**What is required**
Repeat every record below, word for word.

Top of Extracted records

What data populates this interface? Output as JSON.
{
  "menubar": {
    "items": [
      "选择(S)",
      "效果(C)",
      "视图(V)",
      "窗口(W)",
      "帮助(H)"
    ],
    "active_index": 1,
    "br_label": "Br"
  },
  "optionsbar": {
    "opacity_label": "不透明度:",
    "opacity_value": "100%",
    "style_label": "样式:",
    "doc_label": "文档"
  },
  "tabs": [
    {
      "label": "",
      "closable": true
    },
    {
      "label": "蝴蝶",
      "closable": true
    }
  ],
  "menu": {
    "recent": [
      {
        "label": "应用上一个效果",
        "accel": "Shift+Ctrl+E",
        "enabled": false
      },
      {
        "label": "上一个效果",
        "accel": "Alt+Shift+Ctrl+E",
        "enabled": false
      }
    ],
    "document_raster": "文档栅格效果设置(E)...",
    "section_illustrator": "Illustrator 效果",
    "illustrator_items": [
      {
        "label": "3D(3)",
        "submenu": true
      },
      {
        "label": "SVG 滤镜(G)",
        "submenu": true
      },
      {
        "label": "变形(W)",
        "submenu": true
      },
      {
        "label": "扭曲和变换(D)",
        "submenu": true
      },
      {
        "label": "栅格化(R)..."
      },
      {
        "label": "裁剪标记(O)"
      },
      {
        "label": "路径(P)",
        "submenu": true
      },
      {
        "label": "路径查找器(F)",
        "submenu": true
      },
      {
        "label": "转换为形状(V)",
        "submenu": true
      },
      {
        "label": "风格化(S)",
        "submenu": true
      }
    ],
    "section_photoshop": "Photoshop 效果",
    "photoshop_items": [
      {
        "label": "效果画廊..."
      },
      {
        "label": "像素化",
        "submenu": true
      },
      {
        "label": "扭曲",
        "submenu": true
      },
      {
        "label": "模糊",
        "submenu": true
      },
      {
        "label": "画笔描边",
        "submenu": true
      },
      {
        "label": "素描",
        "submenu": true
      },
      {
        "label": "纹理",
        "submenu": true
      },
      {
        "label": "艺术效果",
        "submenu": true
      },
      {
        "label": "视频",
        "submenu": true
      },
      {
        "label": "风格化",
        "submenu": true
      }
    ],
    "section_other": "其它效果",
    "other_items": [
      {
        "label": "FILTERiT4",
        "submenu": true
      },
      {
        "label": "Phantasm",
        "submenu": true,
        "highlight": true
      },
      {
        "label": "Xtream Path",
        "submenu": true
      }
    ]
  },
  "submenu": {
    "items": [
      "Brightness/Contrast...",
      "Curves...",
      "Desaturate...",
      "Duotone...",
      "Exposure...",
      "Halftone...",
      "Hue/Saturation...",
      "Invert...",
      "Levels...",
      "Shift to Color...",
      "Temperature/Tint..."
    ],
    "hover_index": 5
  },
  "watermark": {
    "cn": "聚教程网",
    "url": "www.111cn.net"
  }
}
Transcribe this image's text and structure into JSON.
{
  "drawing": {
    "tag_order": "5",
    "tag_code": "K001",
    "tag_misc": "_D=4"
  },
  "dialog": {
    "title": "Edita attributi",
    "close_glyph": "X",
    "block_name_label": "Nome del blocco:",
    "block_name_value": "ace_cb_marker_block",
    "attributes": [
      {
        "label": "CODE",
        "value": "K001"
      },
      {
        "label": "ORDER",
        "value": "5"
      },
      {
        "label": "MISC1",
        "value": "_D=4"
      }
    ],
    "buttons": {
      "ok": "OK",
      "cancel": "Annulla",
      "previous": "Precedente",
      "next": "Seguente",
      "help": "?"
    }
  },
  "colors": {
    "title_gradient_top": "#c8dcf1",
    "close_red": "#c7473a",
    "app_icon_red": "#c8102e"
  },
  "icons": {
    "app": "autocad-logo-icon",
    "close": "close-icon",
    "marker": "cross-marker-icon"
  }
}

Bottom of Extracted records

**Output of the exercise**
What data populates this interface? Output as JSON.
{
  "menubar": {
    "items": [
      "选择(S)",
      "效果(C)",
      "视图(V)",
      "窗口(W)",
      "帮助(H)"
    ],
    "active_index": 1,
    "br_label": "Br"
  },
  "optionsbar": {
    "opacity_label": "不透明度:",
    "opacity_value": "100%",
    "style_label": "样式:",
    "doc_label": "文档"
  },
  "tabs": [
    {
      "label": "",
      "closable": true
    },
    {
      "label": "蝴蝶",
      "closable": true
    }
  ],
  "menu": {
    "recent": [
      {
        "label": "应用上一个效果",
        "accel": "Shift+Ctrl+E",
        "enabled": false
      },
      {
        "label": "上一个效果",
        "accel": "Alt+Shift+Ctrl+E",
        "enabled": false
      }
    ],
    "document_raster": "文档栅格效果设置(E)...",
    "section_illustrator": "Illustrator 效果",
    "illustrator_items": [
      {
        "label": "3D(3)",
        "submenu": true
      },
      {
        "label": "SVG 滤镜(G)",
        "submenu": true
      },
      {
        "label": "变形(W)",
        "submenu": true
      },
      {
        "label": "扭曲和变换(D)",
        "submenu": true
      },
      {
        "label": "栅格化(R)..."
      },
      {
        "label": "裁剪标记(O)"
      },
      {
        "label": "路径(P)",
        "submenu": true
      },
      {
        "label": "路径查找器(F)",
        "submenu": true
      },
      {
        "label": "转换为形状(V)",
        "submenu": true
      },
      {
        "label": "风格化(S)",
        "submenu": true
      }
    ],
    "section_photoshop": "Photoshop 效果",
    "photoshop_items": [
      {
        "label": "效果画廊..."
      },
      {
        "label": "像素化",
        "submenu": true
      },
      {
        "label": "扭曲",
        "submenu": true
      },
      {
        "label": "模糊",
        "submenu": true
      },
      {
        "label": "画笔描边",
        "submenu": true
      },
      {
        "label": "素描",
        "submenu": true
      },
      {
        "label": "纹理",
        "submenu": true
      },
      {
        "label": "艺术效果",
        "submenu": true
      },
      {
        "label": "视频",
        "submenu": true
      },
      {
        "label": "风格化",
        "submenu": true
      }
    ],
    "section_other": "其它效果",
    "other_items": [
      {
        "label": "FILTERiT4",
        "submenu": true
      },
      {
        "label": "Phantasm",
        "submenu": true,
        "highlight": true
      },
      {
        "label": "Xtream Path",
        "submenu": true
      }
    ]
  },
  "submenu": {
    "items": [
      "Brightness/Contrast...",
      "Curves...",
      "Desaturate...",
      "Duotone...",
      "Exposure...",
      "Halftone...",
      "Hue/Saturation...",
      "Invert...",
      "Levels...",
      "Shift to Color...",
      "Temperature/Tint..."
    ],
    "hover_index": 5
  },
  "watermark": {
    "cn": "聚教程网",
    "url": "www.111cn.net"
  }
}
Transcribe this image's text and structure into JSON.
{
  "drawing": {
    "tag_order": "5",
    "tag_code": "K001",
    "tag_misc": "_D=4"
  },
  "dialog": {
    "title": "Edita attributi",
    "close_glyph": "X",
    "block_name_label": "Nome del blocco:",
    "block_name_value": "ace_cb_marker_block",
    "attributes": [
      {
        "label": "CODE",
        "value": "K001"
      },
      {
        "label": "ORDER",
        "value": "5"
      },
      {
        "label": "MISC1",
        "value": "_D=4"
      }
    ],
    "buttons": {
      "ok": "OK",
      "cancel": "Annulla",
      "previous": "Precedente",
      "next": "Seguente",
      "help": "?"
    }
  },
  "colors": {
    "title_gradient_top": "#c8dcf1",
    "close_red": "#c7473a",
    "app_icon_red": "#c8102e"
  },
  "icons": {
    "app": "autocad-logo-icon",
    "close": "close-icon",
    "marker": "cross-marker-icon"
  }
}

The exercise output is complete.